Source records

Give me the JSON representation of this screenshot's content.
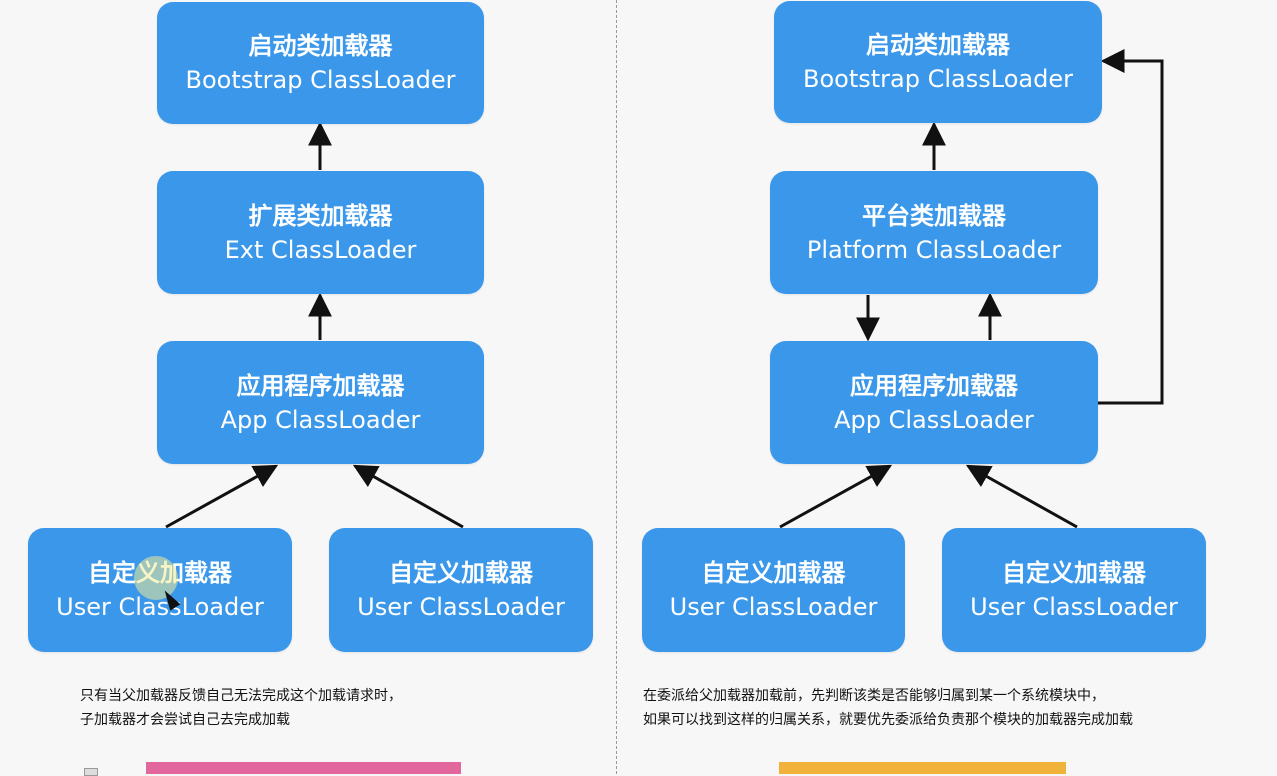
{
  "left": {
    "bootstrap": {
      "cn": "启动类加载器",
      "en": "Bootstrap ClassLoader"
    },
    "ext": {
      "cn": "扩展类加载器",
      "en": "Ext ClassLoader"
    },
    "app": {
      "cn": "应用程序加载器",
      "en": "App ClassLoader"
    },
    "user1": {
      "cn": "自定义加载器",
      "en": "User ClassLoader"
    },
    "user2": {
      "cn": "自定义加载器",
      "en": "User ClassLoader"
    },
    "note": [
      "只有当父加载器反馈自己无法完成这个加载请求时，",
      "子加载器才会尝试自己去完成加载"
    ]
  },
  "right": {
    "bootstrap": {
      "cn": "启动类加载器",
      "en": "Bootstrap ClassLoader"
    },
    "platform": {
      "cn": "平台类加载器",
      "en": "Platform ClassLoader"
    },
    "app": {
      "cn": "应用程序加载器",
      "en": "App ClassLoader"
    },
    "user1": {
      "cn": "自定义加载器",
      "en": "User ClassLoader"
    },
    "user2": {
      "cn": "自定义加载器",
      "en": "User ClassLoader"
    },
    "note": [
      "在委派给父加载器加载前，先判断该类是否能够归属到某一个系统模块中，",
      "如果可以找到这样的归属关系，就要优先委派给负责那个模块的加载器完成加载"
    ]
  },
  "colors": {
    "box": "#3a97ea",
    "arrow": "#111111",
    "left_bar": "#e1679c",
    "right_bar": "#f0b23a"
  }
}
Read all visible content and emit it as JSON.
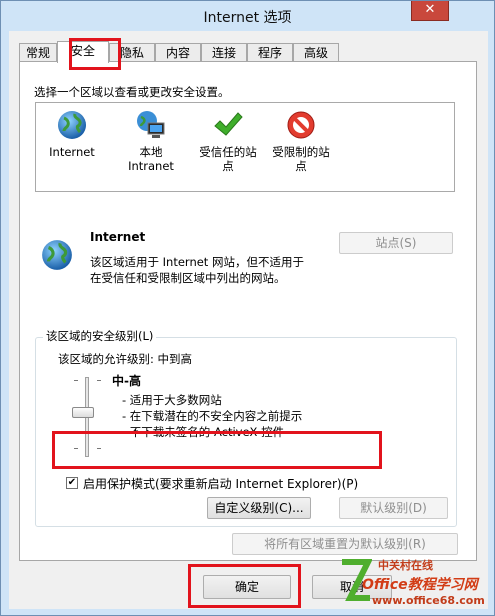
{
  "window": {
    "title": "Internet 选项",
    "close_glyph": "✕"
  },
  "tabs": [
    {
      "label": "常规"
    },
    {
      "label": "安全"
    },
    {
      "label": "隐私"
    },
    {
      "label": "内容"
    },
    {
      "label": "连接"
    },
    {
      "label": "程序"
    },
    {
      "label": "高级"
    }
  ],
  "active_tab": "安全",
  "security": {
    "instruction": "选择一个区域以查看或更改安全设置。",
    "zones": [
      {
        "label": "Internet",
        "icon": "globe-icon"
      },
      {
        "label": "本地\nIntranet",
        "icon": "intranet-icon"
      },
      {
        "label": "受信任的站\n点",
        "icon": "trusted-check-icon"
      },
      {
        "label": "受限制的站\n点",
        "icon": "restricted-icon"
      }
    ],
    "selected_zone": {
      "name": "Internet",
      "desc_line1": "该区域适用于 Internet 网站，但不适用于",
      "desc_line2": "在受信任和受限制区域中列出的网站。"
    },
    "sites_button": "站点(S)",
    "level_group_label": "该区域的安全级别(L)",
    "allowed_levels": "该区域的允许级别: 中到高",
    "current_level": "中-高",
    "bullets": [
      "- 适用于大多数网站",
      "- 在下载潜在的不安全内容之前提示",
      "- 不下载未签名的 ActiveX 控件"
    ],
    "protected_mode": {
      "label": "启用保护模式(要求重新启动 Internet Explorer)(P)",
      "checked": true,
      "check_glyph": "✔"
    },
    "custom_level_button": "自定义级别(C)...",
    "default_level_button": "默认级别(D)",
    "reset_all_button": "将所有区域重置为默认级别(R)"
  },
  "footer": {
    "ok": "确定",
    "cancel": "取消"
  },
  "watermark": {
    "line1": "中关村在线",
    "line2": "Office教程学习网",
    "line3": "www.office68.com"
  },
  "colors": {
    "highlight_box": "#e2131c",
    "window_frame": "#cfe4f7"
  }
}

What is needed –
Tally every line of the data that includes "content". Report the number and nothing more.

Solution to the problem –
2